Today, China and Thailand have been overtaken by Singapore as a lead investor. Together, Singapore and China account for more than half of the foreign investment, followed by Thailand and Hong Kong.
CMEC long in the making
Although China’s BRI and the China-Myanmar Economic Corridor (CMEC) have piqued interest and are in the spotlight, they have been around—only weren’t called so.
In 2008, much before the world knew what the BRI was, China and Myanmar signed an agreement to build the 771-km long oil pipeline from Myanmar’s west coast to Ruili, Yunnan (province), operational since 2017. Myanmar-China 793-km gas pipeline, parallel to the oil pipeline, runs from Kyaukphyu to Ruili, operational since 2013. Myanmar joined the BRI formally in 2018, signing a 15-point MoU establishing the CMEC.
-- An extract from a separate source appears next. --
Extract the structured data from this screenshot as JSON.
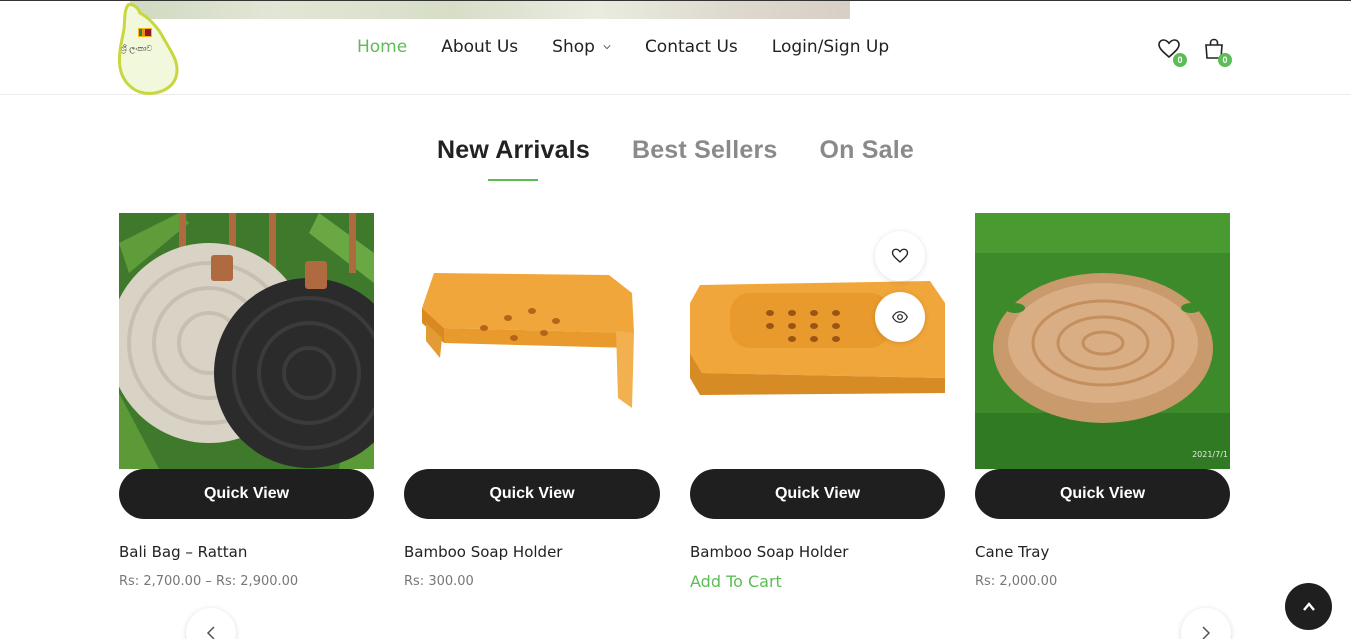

China’s plans in Myanmar appear to have been re-framed and re-jigged as the BRI and the CMEC—panned out with components such as the Kyaukphyu Special Economic Zone (SEZ), the China-Myanmar Border Economic Cooperation Zone and the real estate project in Yangon, the New Yangon City Project.
China has long been seeking access to the Indian Ocean via the Bay of Bengal, a “gateway to the Indian Ocean” bypassing the Strait of Malacca. This explains China’s interest in the Kyaukphyu deep sea project, which is part of the Kyaukphyu SEZ led by China’s CITIC Group Corporation and backed by Thailand’s Charoen Pokphand Group. China has much at stake as the port will enable (landlocked) south China access the Indian Ocean. There is a railway project on the cards, too, linking Mandalay to the border town of Muse.
In 2011, Myanmar suspended China-backed Myitsone Dam project on the Irrawaddy River because of popular protests. Farmers and public have protested against China-backed projects, including the oil pipeline and a mining project. The Kyaukphyu port and SEZ are likely to be cleared, but after the necessary environmental and social impact assessments (EIA and SIA).
That China is an old player but one making the best use of the opportunity that the Rohingya issue has wrought on Myanmar is a foregone conclusion. But irrespective of India’s Look East, US sanctions or UK sanctions in Myanmar, China has been out there in Myanmar, parked with a consistent policy and focus—backed by economic muscle.
Although China-Myanmar relations look rosy, it may still be premature to jump to conclusions about Myanmar in China’s orbit. For Myanmar reeling under the Rohingya issue and China, it is business as usual, where, as the adage goes, nothing is a done deal, until it is done.